Prior to the removal of President Omar Al Bashir, the Trump administration said it was considering new ways to remove Sudan from its list of state sponsors of terrorism if it sees a fundamental change in its government and a commitment not to support terrorism.
The U.S. government added Sudan to its list of terrorism in 1993 over allegations that then-President Omar al-Bashir’s government was supporting terrorism. The Islamist Bashir was toppled last week by the military after three decades in power. The designation as a state sponsor of terrorism makes Sudan ineligible for desperately needed debt relief and financing from lenders like the International Monetary Fund and the World Bank.
Al-Bashir was been ousted on April 11, this year and arrested following months of protests after nearly 30 years in power.
The Venezuela and Sudan comparison in President Weah’s address to the nation Wednesday comes on the eve of a much-anticipated Save-the-State protest set for Friday, June 7.
Drawing some inspiration and similarities from recent turn of events in Sudan and the Arab Springs
Organizers are hoping to gather on the day in massive numbers to present a list of demands to President Weah in hopes of drawing attention to what many widespread corruption; rising prices and inflation.
The President, on Wednesday called for calm. “A nation is not defined only by easy and happy times, when everything is going well. Rather, a nation is defined by the ability of its people to overcome difficult moments in their history. And this is only possible when we come together as One People. Our strength will always lie in our unity, because if we are divided, we will never overcome the ills of our society. Fellow citizens, we Liberians have had some difficult moments, but those moments do not define us. Those dark times did not define us. We overcame that gloomy history and today Liberia is a shining multiparty democracy in which freedom is supreme.
The President said Liberia overcame both war and the disease with the help of our regional and international partners – and has undergone a successful democratic transfer of power.
Unlike Sudan and Venezuela, the president intoned Wednesday, Liberia has a multi-party, active democracy in which political dissent or criticism is tolerated. “Today, we have unprecedented press and media freedom and have decriminalized free speech by law.
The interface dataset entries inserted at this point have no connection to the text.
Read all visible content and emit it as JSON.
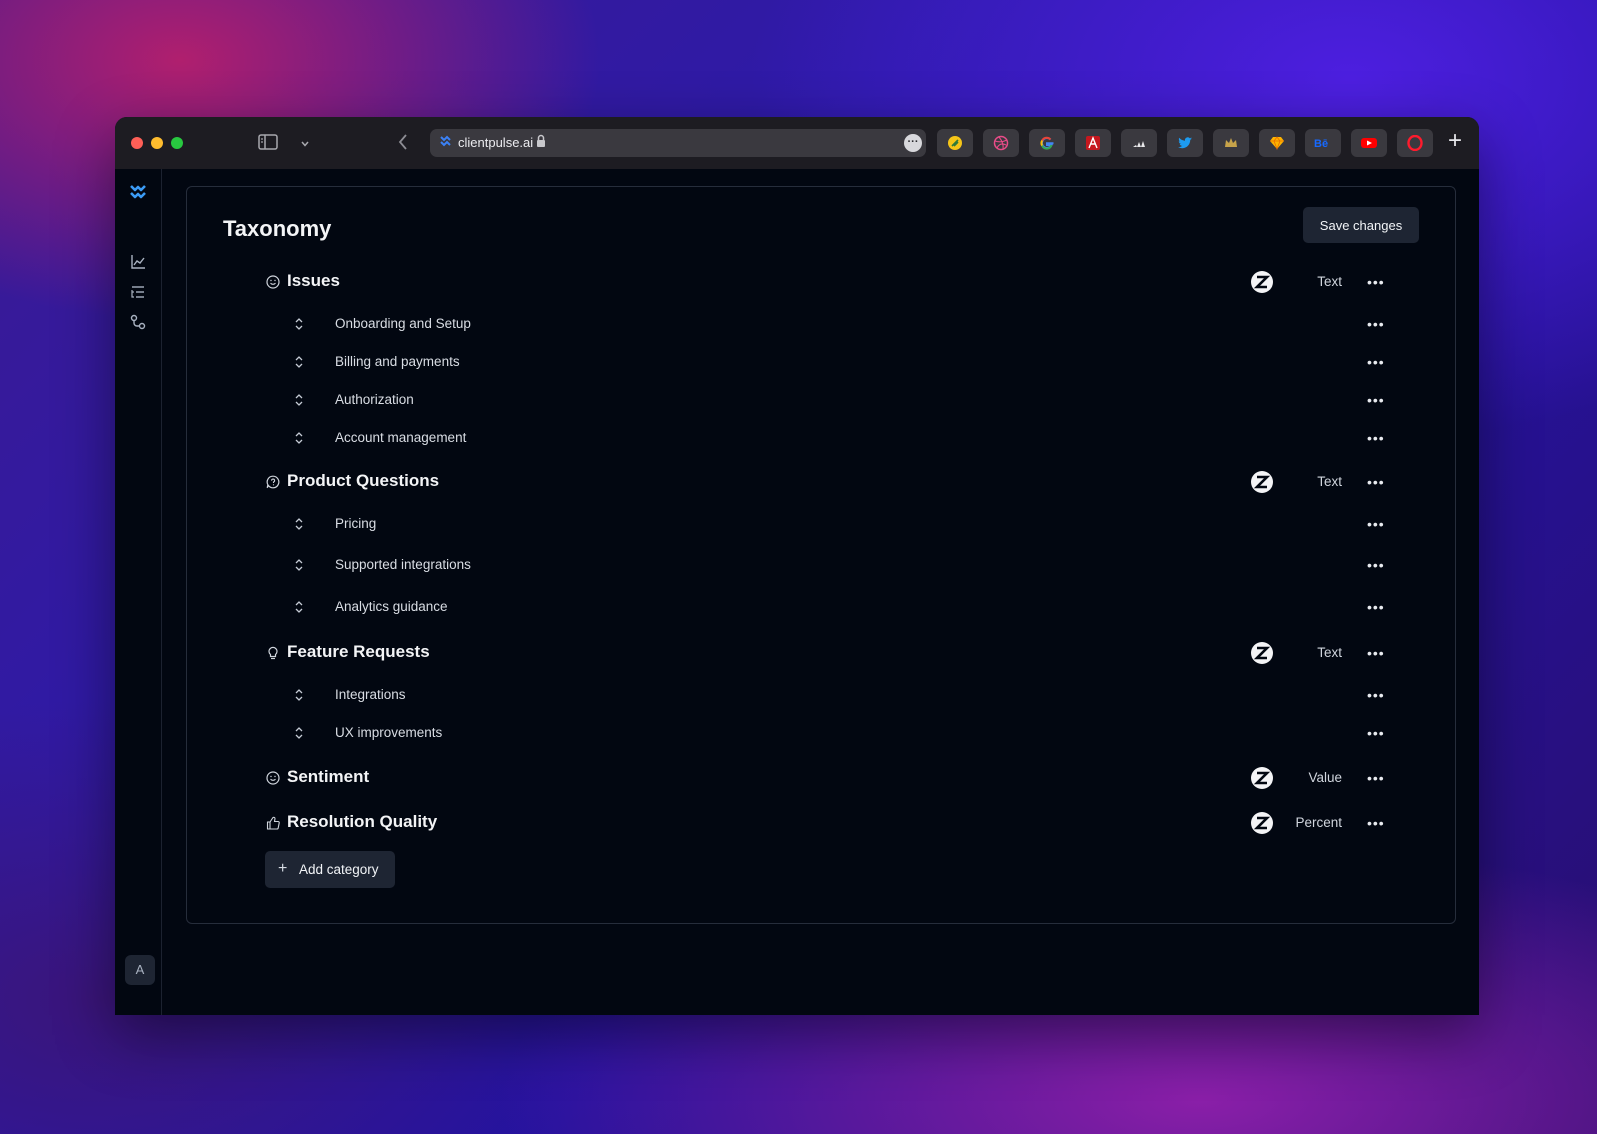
{
  "browser": {
    "url": "clientpulse.ai",
    "extensions": [
      "coin-ext",
      "dribbble-ext",
      "google-ext",
      "adobe-ext",
      "adidas-ext",
      "twitter-ext",
      "crown-ext",
      "sketch-ext",
      "behance-ext",
      "youtube-ext",
      "opera-ext"
    ]
  },
  "sidebar": {
    "items": [
      "logo",
      "analytics",
      "taxonomy",
      "integrations"
    ],
    "avatar_initial": "A"
  },
  "page": {
    "title": "Taxonomy",
    "save_label": "Save changes",
    "add_category_label": "Add category"
  },
  "categories": [
    {
      "name": "Issues",
      "icon": "smile-icon",
      "type": "Text",
      "subcategories": [
        "Onboarding and Setup",
        "Billing and payments",
        "Authorization",
        "Account management"
      ]
    },
    {
      "name": "Product Questions",
      "icon": "chat-question-icon",
      "type": "Text",
      "subcategories": [
        "Pricing",
        "Supported integrations",
        "Analytics guidance"
      ]
    },
    {
      "name": "Feature Requests",
      "icon": "lightbulb-icon",
      "type": "Text",
      "subcategories": [
        "Integrations",
        "UX improvements"
      ]
    },
    {
      "name": "Sentiment",
      "icon": "smile-icon",
      "type": "Value",
      "subcategories": []
    },
    {
      "name": "Resolution Quality",
      "icon": "thumbs-up-icon",
      "type": "Percent",
      "subcategories": []
    }
  ],
  "colors": {
    "accent": "#3b82f6",
    "background": "#020711",
    "button": "#1e2533"
  }
}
Today, Liberia is a democracy where civil society groups and organizations can advocate openly for issues they care about. Today, Liberia is a democracy in which our integrity institutions monitor our implementation of law and policy.”
The President’s critics and protest organizers say, things are not as the government is portraying them to be.